Moneytor raises funds from 500 Startups, others
Moneytor, a software start-up raised an undisclosed amount from 500 Startups, Yes Bank-backed accelerator ISME ACE and some other angel investors
New Delhi: Moneytor, a software start-up that automates the process of debt collection from defaulters, on Wednesday said it raised an undisclosed amount from 500 Startups, Yes Bank-backed accelerator ISME ACE and some other angel investors.
A SaaS (software-as-a-service) product, Moneytor helps financial institutions better manage collections from loan defaulters. A default on repayment of loan initiates a settlement process where the debtor is offered various terms to meet his or her obligation.
Moneytor’s platform, offered to both lenders and collection agencies, automates the recovery processes through a decision-making engine that suggests recourse on a case-to-case basis and even automates the communication with defaulters.

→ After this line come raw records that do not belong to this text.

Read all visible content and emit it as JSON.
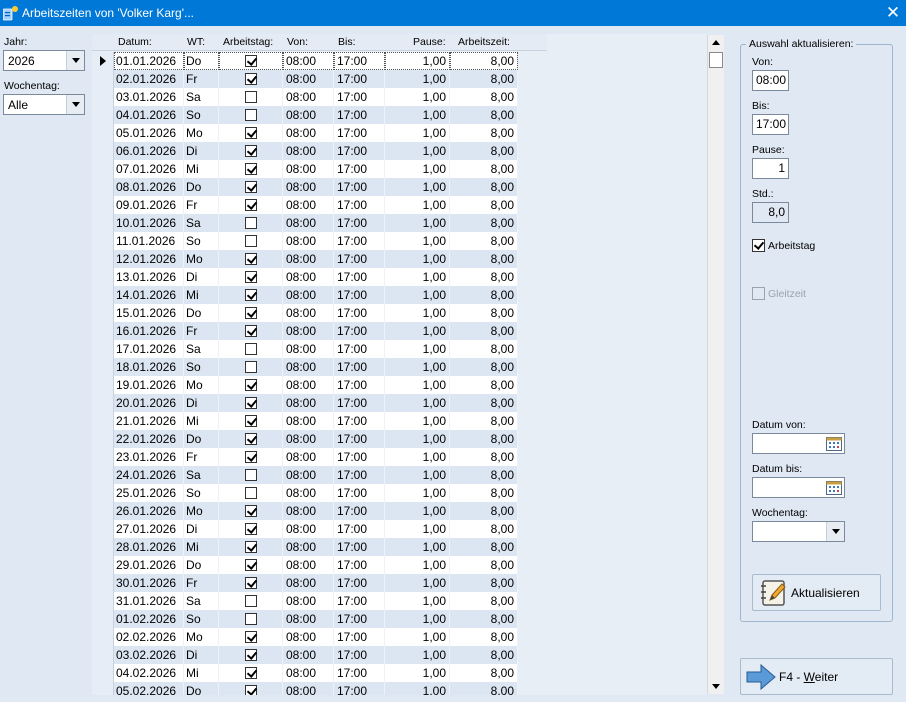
{
  "window": {
    "title": "Arbeitszeiten von 'Volker Karg'..."
  },
  "filters": {
    "jahr_label": "Jahr:",
    "jahr_value": "2026",
    "wochentag_label": "Wochentag:",
    "wochentag_value": "Alle"
  },
  "grid": {
    "columns": [
      "Datum:",
      "WT:",
      "Arbeitstag:",
      "Von:",
      "Bis:",
      "Pause:",
      "Arbeitszeit:"
    ],
    "rows": [
      {
        "datum": "01.01.2026",
        "wt": "Do",
        "arbeitstag": true,
        "von": "08:00",
        "bis": "17:00",
        "pause": "1,00",
        "arbeitszeit": "8,00"
      },
      {
        "datum": "02.01.2026",
        "wt": "Fr",
        "arbeitstag": true,
        "von": "08:00",
        "bis": "17:00",
        "pause": "1,00",
        "arbeitszeit": "8,00"
      },
      {
        "datum": "03.01.2026",
        "wt": "Sa",
        "arbeitstag": false,
        "von": "08:00",
        "bis": "17:00",
        "pause": "1,00",
        "arbeitszeit": "8,00"
      },
      {
        "datum": "04.01.2026",
        "wt": "So",
        "arbeitstag": false,
        "von": "08:00",
        "bis": "17:00",
        "pause": "1,00",
        "arbeitszeit": "8,00"
      },
      {
        "datum": "05.01.2026",
        "wt": "Mo",
        "arbeitstag": true,
        "von": "08:00",
        "bis": "17:00",
        "pause": "1,00",
        "arbeitszeit": "8,00"
      },
      {
        "datum": "06.01.2026",
        "wt": "Di",
        "arbeitstag": true,
        "von": "08:00",
        "bis": "17:00",
        "pause": "1,00",
        "arbeitszeit": "8,00"
      },
      {
        "datum": "07.01.2026",
        "wt": "Mi",
        "arbeitstag": true,
        "von": "08:00",
        "bis": "17:00",
        "pause": "1,00",
        "arbeitszeit": "8,00"
      },
      {
        "datum": "08.01.2026",
        "wt": "Do",
        "arbeitstag": true,
        "von": "08:00",
        "bis": "17:00",
        "pause": "1,00",
        "arbeitszeit": "8,00"
      },
      {
        "datum": "09.01.2026",
        "wt": "Fr",
        "arbeitstag": true,
        "von": "08:00",
        "bis": "17:00",
        "pause": "1,00",
        "arbeitszeit": "8,00"
      },
      {
        "datum": "10.01.2026",
        "wt": "Sa",
        "arbeitstag": false,
        "von": "08:00",
        "bis": "17:00",
        "pause": "1,00",
        "arbeitszeit": "8,00"
      },
      {
        "datum": "11.01.2026",
        "wt": "So",
        "arbeitstag": false,
        "von": "08:00",
        "bis": "17:00",
        "pause": "1,00",
        "arbeitszeit": "8,00"
      },
      {
        "datum": "12.01.2026",
        "wt": "Mo",
        "arbeitstag": true,
        "von": "08:00",
        "bis": "17:00",
        "pause": "1,00",
        "arbeitszeit": "8,00"
      },
      {
        "datum": "13.01.2026",
        "wt": "Di",
        "arbeitstag": true,
        "von": "08:00",
        "bis": "17:00",
        "pause": "1,00",
        "arbeitszeit": "8,00"
      },
      {
        "datum": "14.01.2026",
        "wt": "Mi",
        "arbeitstag": true,
        "von": "08:00",
        "bis": "17:00",
        "pause": "1,00",
        "arbeitszeit": "8,00"
      },
      {
        "datum": "15.01.2026",
        "wt": "Do",
        "arbeitstag": true,
        "von": "08:00",
        "bis": "17:00",
        "pause": "1,00",
        "arbeitszeit": "8,00"
      },
      {
        "datum": "16.01.2026",
        "wt": "Fr",
        "arbeitstag": true,
        "von": "08:00",
        "bis": "17:00",
        "pause": "1,00",
        "arbeitszeit": "8,00"
      },
      {
        "datum": "17.01.2026",
        "wt": "Sa",
        "arbeitstag": false,
        "von": "08:00",
        "bis": "17:00",
        "pause": "1,00",
        "arbeitszeit": "8,00"
      },
      {
        "datum": "18.01.2026",
        "wt": "So",
        "arbeitstag": false,
        "von": "08:00",
        "bis": "17:00",
        "pause": "1,00",
        "arbeitszeit": "8,00"
      },
      {
        "datum": "19.01.2026",
        "wt": "Mo",
        "arbeitstag": true,
        "von": "08:00",
        "bis": "17:00",
        "pause": "1,00",
        "arbeitszeit": "8,00"
      },
      {
        "datum": "20.01.2026",
        "wt": "Di",
        "arbeitstag": true,
        "von": "08:00",
        "bis": "17:00",
        "pause": "1,00",
        "arbeitszeit": "8,00"
      },
      {
        "datum": "21.01.2026",
        "wt": "Mi",
        "arbeitstag": true,
        "von": "08:00",
        "bis": "17:00",
        "pause": "1,00",
        "arbeitszeit": "8,00"
      },
      {
        "datum": "22.01.2026",
        "wt": "Do",
        "arbeitstag": true,
        "von": "08:00",
        "bis": "17:00",
        "pause": "1,00",
        "arbeitszeit": "8,00"
      },
      {
        "datum": "23.01.2026",
        "wt": "Fr",
        "arbeitstag": true,
        "von": "08:00",
        "bis": "17:00",
        "pause": "1,00",
        "arbeitszeit": "8,00"
      },
      {
        "datum": "24.01.2026",
        "wt": "Sa",
        "arbeitstag": false,
        "von": "08:00",
        "bis": "17:00",
        "pause": "1,00",
        "arbeitszeit": "8,00"
      },
      {
        "datum": "25.01.2026",
        "wt": "So",
        "arbeitstag": false,
        "von": "08:00",
        "bis": "17:00",
        "pause": "1,00",
        "arbeitszeit": "8,00"
      },
      {
        "datum": "26.01.2026",
        "wt": "Mo",
        "arbeitstag": true,
        "von": "08:00",
        "bis": "17:00",
        "pause": "1,00",
        "arbeitszeit": "8,00"
      },
      {
        "datum": "27.01.2026",
        "wt": "Di",
        "arbeitstag": true,
        "von": "08:00",
        "bis": "17:00",
        "pause": "1,00",
        "arbeitszeit": "8,00"
      },
      {
        "datum": "28.01.2026",
        "wt": "Mi",
        "arbeitstag": true,
        "von": "08:00",
        "bis": "17:00",
        "pause": "1,00",
        "arbeitszeit": "8,00"
      },
      {
        "datum": "29.01.2026",
        "wt": "Do",
        "arbeitstag": true,
        "von": "08:00",
        "bis": "17:00",
        "pause": "1,00",
        "arbeitszeit": "8,00"
      },
      {
        "datum": "30.01.2026",
        "wt": "Fr",
        "arbeitstag": true,
        "von": "08:00",
        "bis": "17:00",
        "pause": "1,00",
        "arbeitszeit": "8,00"
      },
      {
        "datum": "31.01.2026",
        "wt": "Sa",
        "arbeitstag": false,
        "von": "08:00",
        "bis": "17:00",
        "pause": "1,00",
        "arbeitszeit": "8,00"
      },
      {
        "datum": "01.02.2026",
        "wt": "So",
        "arbeitstag": false,
        "von": "08:00",
        "bis": "17:00",
        "pause": "1,00",
        "arbeitszeit": "8,00"
      },
      {
        "datum": "02.02.2026",
        "wt": "Mo",
        "arbeitstag": true,
        "von": "08:00",
        "bis": "17:00",
        "pause": "1,00",
        "arbeitszeit": "8,00"
      },
      {
        "datum": "03.02.2026",
        "wt": "Di",
        "arbeitstag": true,
        "von": "08:00",
        "bis": "17:00",
        "pause": "1,00",
        "arbeitszeit": "8,00"
      },
      {
        "datum": "04.02.2026",
        "wt": "Mi",
        "arbeitstag": true,
        "von": "08:00",
        "bis": "17:00",
        "pause": "1,00",
        "arbeitszeit": "8,00"
      },
      {
        "datum": "05.02.2026",
        "wt": "Do",
        "arbeitstag": true,
        "von": "08:00",
        "bis": "17:00",
        "pause": "1,00",
        "arbeitszeit": "8,00"
      }
    ]
  },
  "panel": {
    "group_title": "Auswahl aktualisieren:",
    "von_label": "Von:",
    "von_value": "08:00",
    "bis_label": "Bis:",
    "bis_value": "17:00",
    "pause_label": "Pause:",
    "pause_value": "1",
    "std_label": "Std.:",
    "std_value": "8,0",
    "arbeitstag_label": "Arbeitstag",
    "arbeitstag_checked": true,
    "gleitzeit_label": "Gleitzeit",
    "gleitzeit_checked": false,
    "datum_von_label": "Datum von:",
    "datum_von_value": "",
    "datum_bis_label": "Datum bis:",
    "datum_bis_value": "",
    "wochentag_label": "Wochentag:",
    "wochentag_value": "",
    "aktualisieren_label": "Aktualisieren",
    "weiter_prefix": "F4 - ",
    "weiter_hotkey": "W",
    "weiter_rest": "eiter"
  },
  "colors": {
    "titlebar": "#0078d7",
    "background": "#dfe8f3",
    "row_alt": "#dce6f2"
  }
}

“Moneytor is a new-age debt collection platform, where the road to recovery is customized for each consumer, basis their response to communication sent on behalf of the lender. We further automate all agent-related processes, ensuring that a consistency in communication is maintained and there is no ad hoc messages being delivered to consumers.”
“Utilizing the platform, our clients can also comprehensively compare the effectiveness of their communication and the performance of agents, against each other,” said co-founder Ayush Srivastava. Srivastava along with Anubhav Singh founded Moneytor in June 2017. The start-ups is based in Mumbai.

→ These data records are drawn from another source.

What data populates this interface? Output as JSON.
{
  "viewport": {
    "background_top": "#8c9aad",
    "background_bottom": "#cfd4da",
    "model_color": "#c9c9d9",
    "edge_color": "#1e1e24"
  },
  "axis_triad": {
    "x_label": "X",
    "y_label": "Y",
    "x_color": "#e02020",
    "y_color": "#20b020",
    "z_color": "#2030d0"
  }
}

- ABB sells Power Grids to Hitachi in $11 billion deal
- Petrol prices hiked for third time in 5 days, diesel rates rise. Check today’s rates
- Indians spending more on premium alcohol, driving growth in spirits market

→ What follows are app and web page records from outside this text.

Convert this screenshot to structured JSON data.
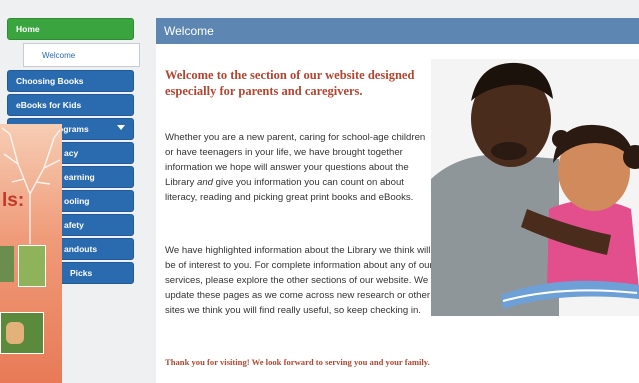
{
  "sidebar": {
    "items": [
      {
        "label": "Home",
        "style": "green"
      },
      {
        "label": "Welcome",
        "style": "sub"
      },
      {
        "label": "Choosing Books",
        "style": "blue"
      },
      {
        "label": "eBooks for Kids",
        "style": "blue"
      },
      {
        "label": "ograms",
        "style": "blue",
        "has_chevron": true
      },
      {
        "label": "acy",
        "style": "blue"
      },
      {
        "label": "earning",
        "style": "blue"
      },
      {
        "label": "ooling",
        "style": "blue"
      },
      {
        "label": "afety",
        "style": "blue"
      },
      {
        "label": "andouts",
        "style": "blue"
      },
      {
        "label": "Picks",
        "style": "blue"
      }
    ]
  },
  "brochure": {
    "title": "ls:"
  },
  "main": {
    "header": "Welcome",
    "intro_title": "Welcome to the section of our website designed especially for parents and caregivers.",
    "para1_before": "Whether you are a new parent, caring for school-age children or have teenagers in your life, we have brought together information we hope will answer your questions about the Library ",
    "para1_em": "and",
    "para1_after": " give you information you can count on about literacy, reading and picking great print books and eBooks.",
    "para2": "We have highlighted information about the Library we think will be of interest to you. For complete information about any of our services, please explore the other sections of our website. We update these pages as we come across new research or other sites we think you will find really useful, so keep checking in.",
    "thanks": "Thank you for visiting! We look forward to serving you and your family."
  },
  "colors": {
    "nav_blue": "#2a6bb0",
    "nav_green": "#3aa53f",
    "header_blue": "#5e86b3",
    "accent_red": "#b24530"
  }
}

- IIT Madras-Nasscom to train IT professionals in digital skills
- GIP starts process to monetize Highway Concessions One
Editor's Picks »
- Does Reliance Jio see need to deleverage?
- 4 years since Senvion sale, turnaround continues to elude Suzlon
- Falling fuel prices, new axle norms to help cement makers save freight cost
- Tailwinds of debt reduction and annuity sales drive DLF’s shares
- Expecting a quick recovery in rural consumption will be foolhardy